Sunday, April 11, 2010

Success To Share

The weather has been quite nice, though a little chilly, so I’ve been compelled to shove more of my little plantlings into bigger pots and into the greenhouse to begin hardening off. The tomatoes and peppers, basil and cilantro are still under the lights in the basement but there’s no room for anything else in there. A number of flats still get moved in every evening and out every morning so it’s quite a job to get everything sorted, watered and rotated into appropriate spots. I’m not in any hurry to plant them in the garden though. The nights have been quite cool and there’s been an occasional wee touch of frost still. Better to wait even if I have to replant the lettuce and other greens. We can always eat the babies. Hmmm…that sounds mean. But yummy!

I’ve been working on a few things to show but I’m kind of short of time today. So we’ll go with this finished item:

Tweedi Cardi

clip_image002For: me

Begun: March 10, 2010

Completed: April 8, 2010

Yarn: Med. Shetland Tweed R180T/2; 4323 Macbeth (Executive Grey); 100% Shetland wool; hand wash. 2760 yds = 1 lb. Used about 225 g/8 oz. (Still lots left on the cone!)

Hook: Clover SoftTouch, 3.5 mm.

clip_image006Pattern: Knitware Sweaters software and milobo’s tutorial for Top-Down Round-Yoke Cardigan (Ravelry link)

Mods: The only changes I made to the tutorial was to use a texture rather than an openwork pattern on the yoke and to make it slightly longer than hip length. I was also careful to work the sleeves by crocheting the sc round from the front and then turn and crochet the dc round from inside the sleeve so the stitches look like the body pattern (where I turned for the dc row). And I did 4 rounds of sc in the back loop for the borders, leaving a large buttonhole on the right front.

clip_image004Comments: I love this software! I started with the standard size women’s 38 which gave me 2.5” ease. The results fit me perfectly. The yarn was a big cone that has been in my weaving stash for a gazillion years. It was harsh, oily, dusty and dirty. Took 2 washings in Orvus and one in Unicorn Power Scour plus 2 more rinsings to get it clean! Now it’s nice and soft and drapey and fits me perfectly. The big brass-coated plastic button is a vintage one from the stash that I’ve had since I was a teenager.

I’ve also been busy making pockets for the Green Peace Cardi (my version of the Shalom) and playing with flour paste resist on cotton fabric but I still have to sort the photos so those reports will come later. I’m currently nearly up to the beginning of the V-neck decreases on the renamed Shamrock Cardi (was the Green Star Reprise). Since I’m knitting it all in one piece to the armholes that’s a goodly chunk of the sweater body done. I’m liking this version much better and am glad I frogged it to start again with a re-jigged pattern.

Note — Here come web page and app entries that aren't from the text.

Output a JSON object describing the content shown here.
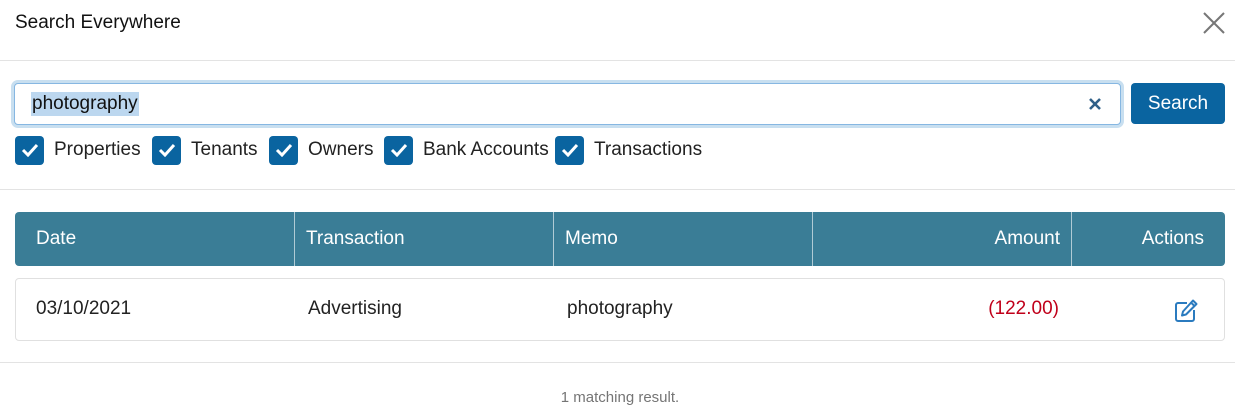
{
  "modal": {
    "title": "Search Everywhere"
  },
  "search": {
    "query": "photography",
    "button_label": "Search"
  },
  "filters": [
    {
      "label": "Properties",
      "checked": true
    },
    {
      "label": "Tenants",
      "checked": true
    },
    {
      "label": "Owners",
      "checked": true
    },
    {
      "label": "Bank Accounts",
      "checked": true
    },
    {
      "label": "Transactions",
      "checked": true
    }
  ],
  "table": {
    "columns": [
      "Date",
      "Transaction",
      "Memo",
      "Amount",
      "Actions"
    ],
    "rows": [
      {
        "date": "03/10/2021",
        "transaction": "Advertising",
        "memo": "photography",
        "amount": "(122.00)"
      }
    ]
  },
  "footer": {
    "result_text": "1 matching result."
  },
  "colors": {
    "primary": "#0a64a0",
    "table_header": "#3a7d96",
    "negative_amount": "#c0001a"
  },
  "icons": {
    "close": "close-icon",
    "clear": "clear-icon",
    "checkbox": "check-icon",
    "edit": "edit-icon"
  }
}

Most of my knitting (and crochet too) seems to be using finer yarns these days. I guess because the results are more flattering and wearable than chunky things. Even the Green Peace Cardi was only a slightly heavier weight yarn than regular knitting worsted instead of the bulky yarn used for the original Shalom. That’s about as thick as I would prefer to work with even though the results are much (much!)quicker to knit. I’d rather have finer layers and lighter weight garments. I don’t want to feel like I’m wearing a kilo of wool on my back! Doesn’t bother me at all that it takes longer to create. It’s just as much about the process as the project.

And I have to say another good thing about the Knitware software. I want to make a pair of leggings with sock yarn. I have a pattern that I bought for this but due to my (ahem!) mature figure, I have to combine a smaller lower leg with the largest hip size. The appropriate calculator in Knitware Sweaters gave me the right rate of increases to do this. I just had to plug in the number of stitches at the start, the number I wanted to end up with, the number of rows (based on the row gauge times the leg length) and the fact that it was increased on both ends of the round and poof! There was my increase sequence all figured out. Absolutely minimal math.This makes me very happy. I’m waiting to begin this project until I’m done the Shamrock though. I’m afraid to start too many new projects in case it gets stuck in limbo again.

1 comment:

magnusmog said...

it looks great!